Today, the grounds in Lynchburg contain an elementary school. Morgan faculty plan to send over a display of their history.
Wilson also learned of the role of the Rev. Samuel Green in founding Morgan. Green, a freed slave, spent years in a Baltimore jail after he was caught with inflammatory material: a copy of "Uncle Tom's Cabin," the anti-slavery novel.
Green was released from jail and urged Methodist leaders in the 1860s to make education a priority for African-Americans.
"He said, 'My people will learn to read and write," Wilson said. "And I think he was thinking, 'How to run this country'" — an allusion to the election of Barack Obama as president in 2008.
The crowd stood and swayed and cheered as the voices of mother and daughter rose higher and higher. Then Shirley Davis, a 1993 graduate, sang "Great is Thy Faithfulness."

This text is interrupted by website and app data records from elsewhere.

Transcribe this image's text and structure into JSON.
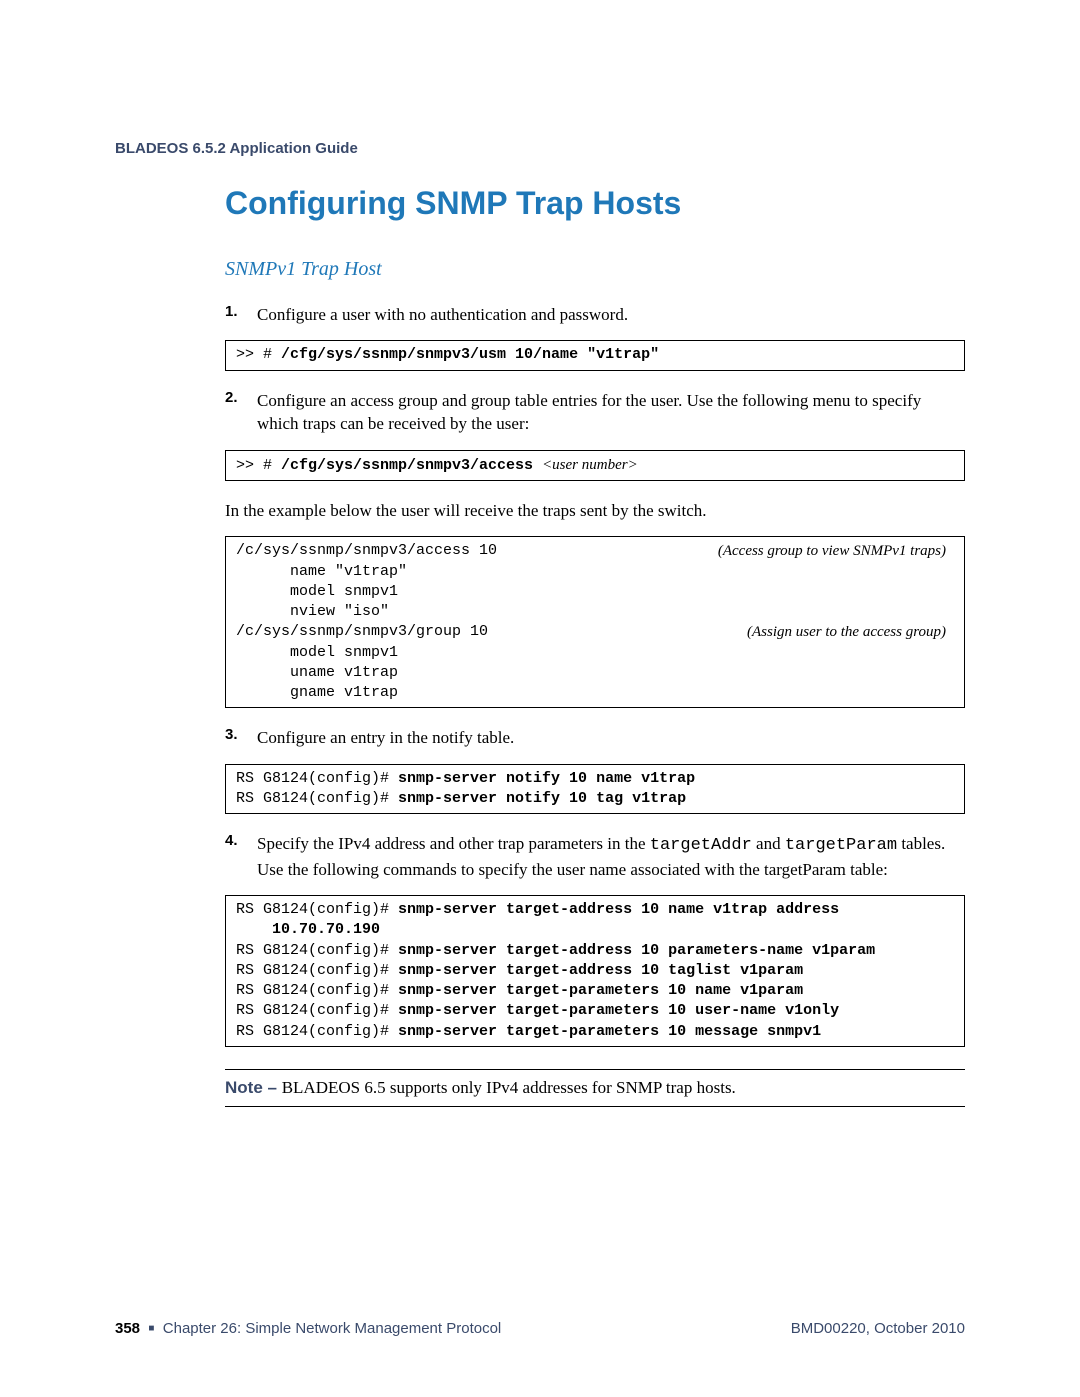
{
  "header": "BLADEOS 6.5.2 Application Guide",
  "title": "Configuring SNMP Trap Hosts",
  "subtitle": "SNMPv1 Trap Host",
  "steps": {
    "s1": {
      "num": "1.",
      "text": "Configure a user with no authentication and password.",
      "code_prefix": ">> # ",
      "code_cmd": "/cfg/sys/ssnmp/snmpv3/usm 10/name \"v1trap\""
    },
    "s2": {
      "num": "2.",
      "text": "Configure an access group and group table entries for the user. Use the following menu to specify which traps can be received by the user:",
      "code_prefix": ">> # ",
      "code_cmd": "/cfg/sys/ssnmp/snmpv3/access ",
      "code_arg": "<user number>",
      "followup": "In the example below the user will receive the traps sent by the switch.",
      "example": {
        "l1_left": "/c/sys/ssnmp/snmpv3/access 10",
        "l1_right": "(Access group to view SNMPv1 traps)",
        "l2": "      name \"v1trap\"",
        "l3": "      model snmpv1",
        "l4": "      nview \"iso\"",
        "l5_left": "/c/sys/ssnmp/snmpv3/group 10",
        "l5_right": "(Assign user to the access group)",
        "l6": "      model snmpv1",
        "l7": "      uname v1trap",
        "l8": "      gname v1trap"
      }
    },
    "s3": {
      "num": "3.",
      "text": "Configure an entry in the notify table.",
      "code": {
        "p1a": "RS G8124(config)# ",
        "p1b": "snmp-server notify 10 name v1trap",
        "p2a": "RS G8124(config)# ",
        "p2b": "snmp-server notify 10 tag v1trap"
      }
    },
    "s4": {
      "num": "4.",
      "text_a": "Specify the IPv4 address and other trap parameters in the ",
      "text_mono1": "targetAddr",
      "text_b": " and ",
      "text_mono2": "targetParam",
      "text_c": " tables. Use the following commands to specify the user name associated with the targetParam table:",
      "code": {
        "p1a": "RS G8124(config)# ",
        "p1b": "snmp-server target-address 10 name v1trap address ",
        "p1c": "    10.70.70.190",
        "p2a": "RS G8124(config)# ",
        "p2b": "snmp-server target-address 10 parameters-name v1param",
        "p3a": "RS G8124(config)# ",
        "p3b": "snmp-server target-address 10 taglist v1param",
        "p4a": "RS G8124(config)# ",
        "p4b": "snmp-server target-parameters 10 name v1param",
        "p5a": "RS G8124(config)# ",
        "p5b": "snmp-server target-parameters 10 user-name v1only",
        "p6a": "RS G8124(config)# ",
        "p6b": "snmp-server target-parameters 10 message snmpv1"
      }
    }
  },
  "note": {
    "label": "Note – ",
    "text": "BLADEOS 6.5 supports only IPv4 addresses for SNMP trap hosts."
  },
  "footer": {
    "page": "358",
    "square": "■",
    "chapter": "Chapter 26: Simple Network Management Protocol",
    "docid": "BMD00220, October 2010"
  }
}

Morgan freshman Stephen Thompson Jr. read from the Book of Hebrews. Senior Stephen Pearson read from Psalms. Junior Brittany Mitchell read from an epistle.
Andrew Mitchell and Kayla Lawrence, students named "Mr. and Mrs. Morgan," called out with pride: "We are Morgan!"

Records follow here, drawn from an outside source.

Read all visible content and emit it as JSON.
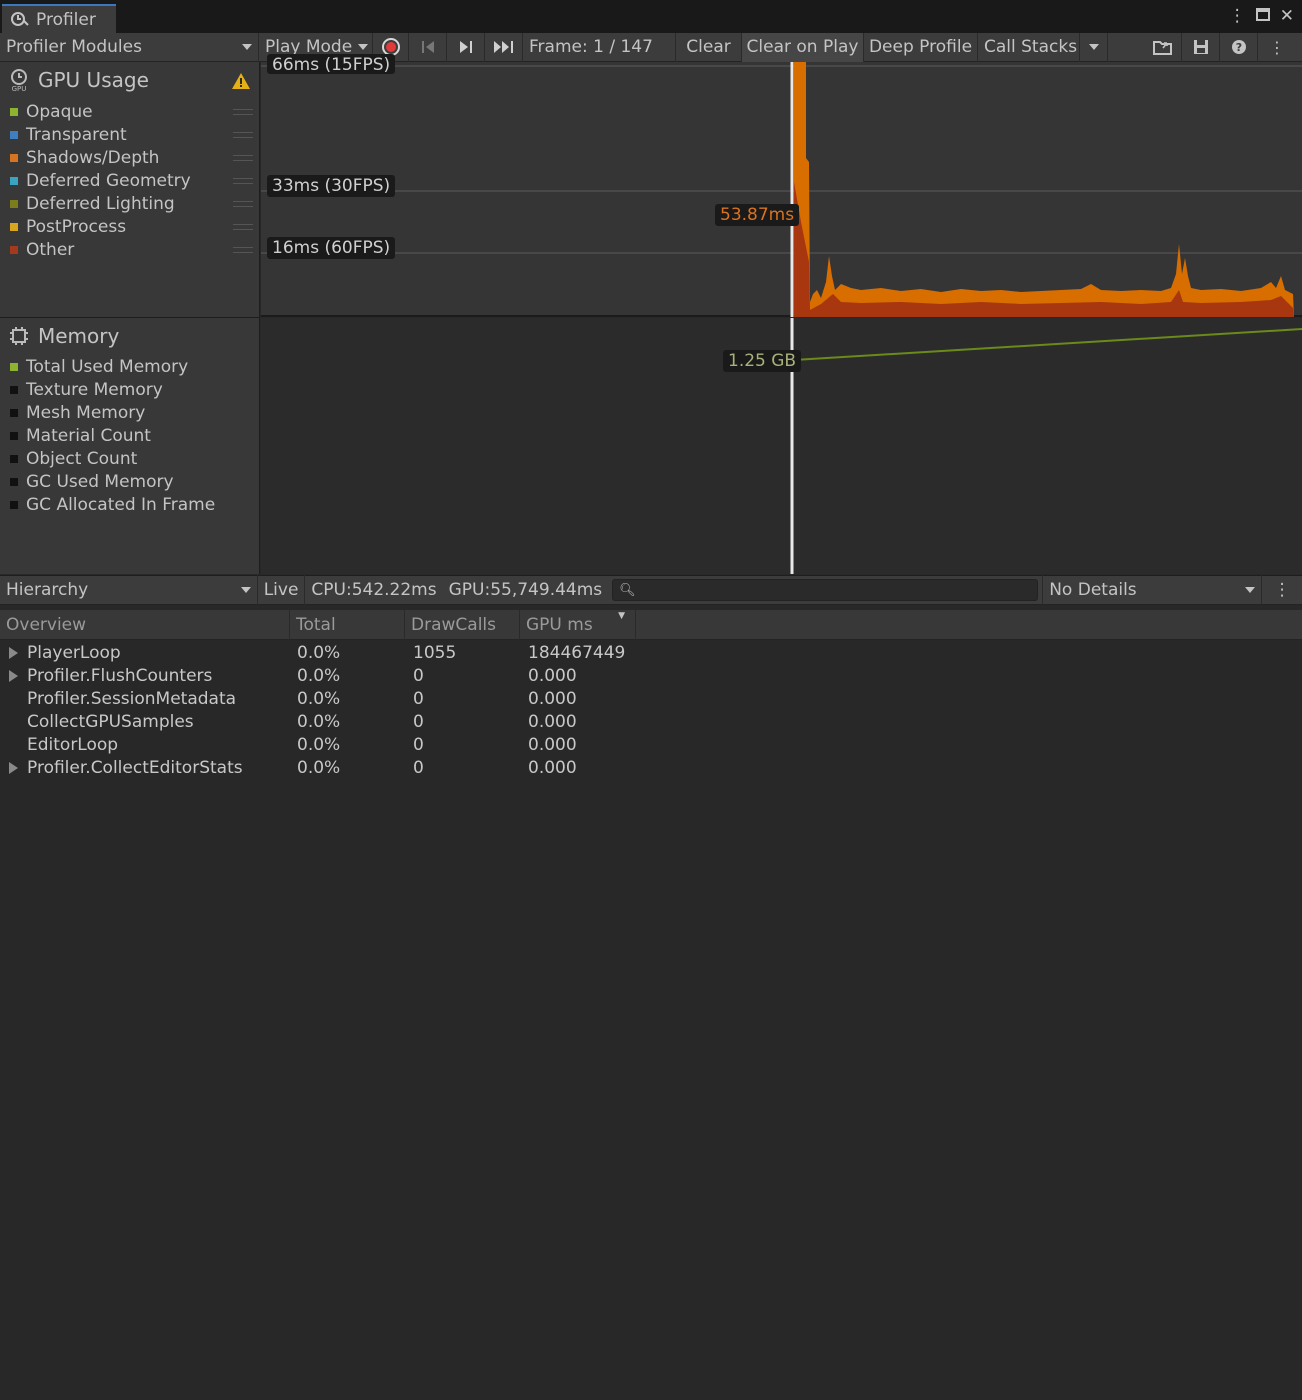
{
  "window": {
    "title": "Profiler"
  },
  "toolbar": {
    "modules_label": "Profiler Modules",
    "play_mode_label": "Play Mode",
    "frame_label": "Frame: 1 / 147",
    "clear_label": "Clear",
    "clear_on_play_label": "Clear on Play",
    "deep_profile_label": "Deep Profile",
    "call_stacks_label": "Call Stacks"
  },
  "gpu_module": {
    "title": "GPU Usage",
    "items": [
      {
        "label": "Opaque",
        "color": "#8db42f"
      },
      {
        "label": "Transparent",
        "color": "#3f7fbf"
      },
      {
        "label": "Shadows/Depth",
        "color": "#d9731f"
      },
      {
        "label": "Deferred Geometry",
        "color": "#39a3c1"
      },
      {
        "label": "Deferred Lighting",
        "color": "#7c7c1c"
      },
      {
        "label": "PostProcess",
        "color": "#d6a71e"
      },
      {
        "label": "Other",
        "color": "#a33a1d"
      }
    ]
  },
  "memory_module": {
    "title": "Memory",
    "items": [
      {
        "label": "Total Used Memory",
        "color": "#8db42f"
      },
      {
        "label": "Texture Memory",
        "color": "#111111"
      },
      {
        "label": "Mesh Memory",
        "color": "#111111"
      },
      {
        "label": "Material Count",
        "color": "#111111"
      },
      {
        "label": "Object Count",
        "color": "#111111"
      },
      {
        "label": "GC Used Memory",
        "color": "#111111"
      },
      {
        "label": "GC Allocated In Frame",
        "color": "#111111"
      }
    ]
  },
  "gpu_chart_labels": {
    "line_66": "66ms (15FPS)",
    "line_33": "33ms (30FPS)",
    "line_16": "16ms (60FPS)",
    "selected_value": "53.87ms"
  },
  "memory_chart_labels": {
    "selected_value": "1.25 GB"
  },
  "hierarchy_bar": {
    "view_label": "Hierarchy",
    "live_label": "Live",
    "cpu_label": "CPU:542.22ms",
    "gpu_label": "GPU:55,749.44ms",
    "details_label": "No Details"
  },
  "table": {
    "headers": {
      "overview": "Overview",
      "total": "Total",
      "drawcalls": "DrawCalls",
      "gpu_ms": "GPU ms"
    },
    "rows": [
      {
        "name": "PlayerLoop",
        "total": "0.0%",
        "drawcalls": "1055",
        "gpu_ms": "184467449",
        "expandable": true
      },
      {
        "name": "Profiler.FlushCounters",
        "total": "0.0%",
        "drawcalls": "0",
        "gpu_ms": "0.000",
        "expandable": true
      },
      {
        "name": "Profiler.SessionMetadata",
        "total": "0.0%",
        "drawcalls": "0",
        "gpu_ms": "0.000",
        "expandable": false
      },
      {
        "name": "CollectGPUSamples",
        "total": "0.0%",
        "drawcalls": "0",
        "gpu_ms": "0.000",
        "expandable": false
      },
      {
        "name": "EditorLoop",
        "total": "0.0%",
        "drawcalls": "0",
        "gpu_ms": "0.000",
        "expandable": false
      },
      {
        "name": "Profiler.CollectEditorStats",
        "total": "0.0%",
        "drawcalls": "0",
        "gpu_ms": "0.000",
        "expandable": true
      }
    ]
  },
  "colors": {
    "gpu_fill_orange": "#d86d00",
    "gpu_fill_red": "#a8360f",
    "memory_line": "#6a8a1a",
    "accent_tab": "#3a79bb"
  }
}
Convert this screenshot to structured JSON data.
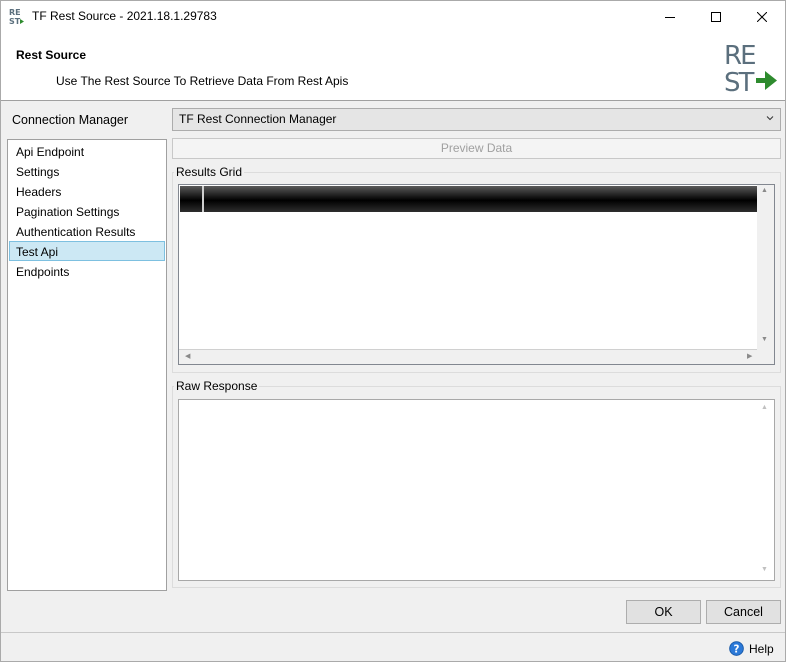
{
  "window": {
    "title": "TF Rest Source - 2021.18.1.29783",
    "min_icon": "minimize-icon",
    "max_icon": "maximize-icon",
    "close_icon": "close-icon"
  },
  "header": {
    "title": "Rest Source",
    "subtitle": "Use The Rest Source To Retrieve Data From Rest Apis",
    "logo_icon": "rest-logo-icon",
    "logo_text": "REST"
  },
  "connection": {
    "label": "Connection Manager",
    "selected": "TF Rest Connection Manager"
  },
  "nav": {
    "items": [
      {
        "label": "Api Endpoint"
      },
      {
        "label": "Settings"
      },
      {
        "label": "Headers"
      },
      {
        "label": "Pagination Settings"
      },
      {
        "label": "Authentication Results"
      },
      {
        "label": "Test Api"
      },
      {
        "label": "Endpoints"
      }
    ],
    "selected": "Test Api"
  },
  "main": {
    "preview_button": "Preview Data",
    "results_grid_label": "Results Grid",
    "raw_response_label": "Raw Response"
  },
  "footer": {
    "ok_label": "OK",
    "cancel_label": "Cancel",
    "help_label": "Help",
    "help_icon": "help-icon"
  },
  "colors": {
    "selection_bg": "#cce8f4",
    "logo_slate": "#5b6f7d",
    "logo_arrow": "#2e8b2e"
  }
}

After the hymns, readings and prayers, all left the sanctuary — the students and worshippers, the alumni and pastors, a community that started 150 years ago a school that grew into a Baltimore institution.

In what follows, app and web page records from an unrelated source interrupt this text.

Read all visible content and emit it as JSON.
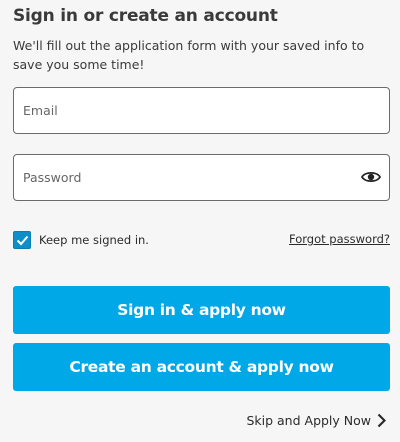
{
  "header": {
    "title": "Sign in or create an account",
    "subtitle": "We'll fill out the application form with your saved info to save you some time!"
  },
  "form": {
    "email": {
      "placeholder": "Email",
      "value": ""
    },
    "password": {
      "placeholder": "Password",
      "value": ""
    },
    "remember_label": "Keep me signed in.",
    "remember_checked": true,
    "forgot_label": "Forgot password?"
  },
  "actions": {
    "signin_label": "Sign in & apply now",
    "create_label": "Create an account & apply now",
    "skip_label": "Skip and Apply Now"
  },
  "icons": {
    "password_toggle": "eye-icon",
    "checkbox_mark": "checkmark-icon",
    "skip_arrow": "chevron-right-icon"
  },
  "colors": {
    "primary_button": "#00a8e8",
    "checkbox": "#0d8ec8",
    "background": "#f6f6f6"
  }
}
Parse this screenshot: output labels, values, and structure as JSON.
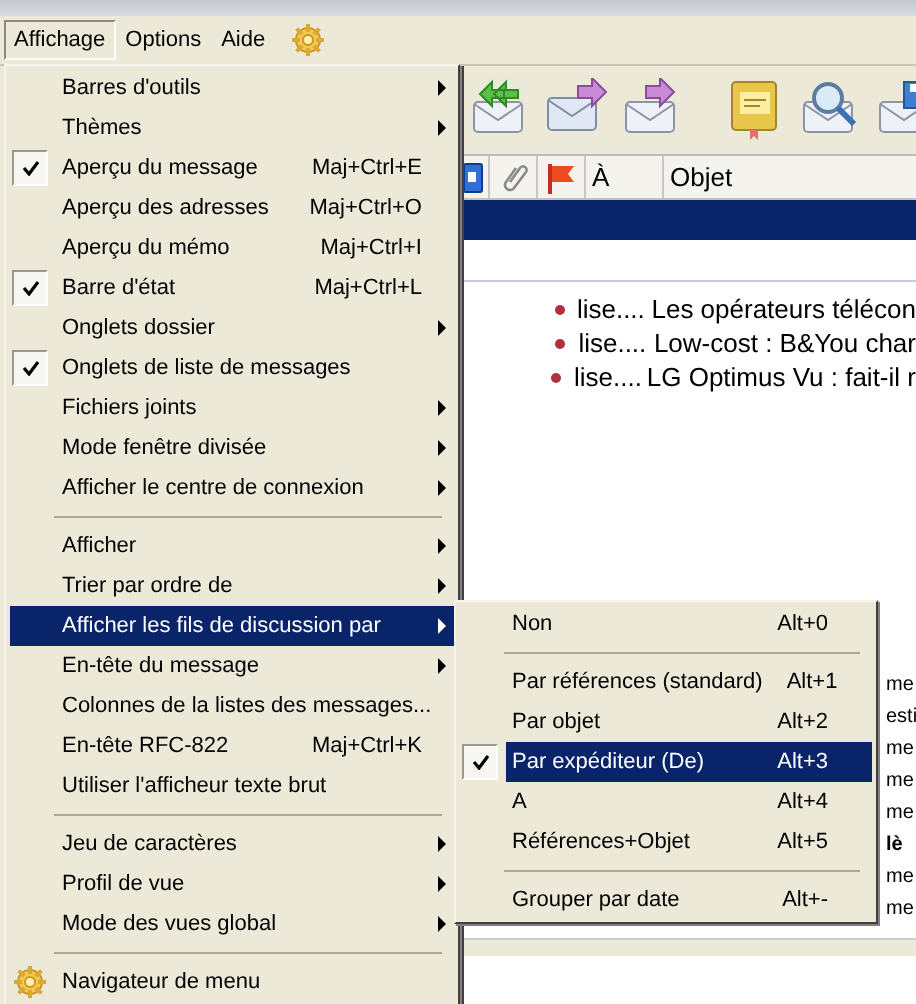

They walked out singing: "We've come this far by faith."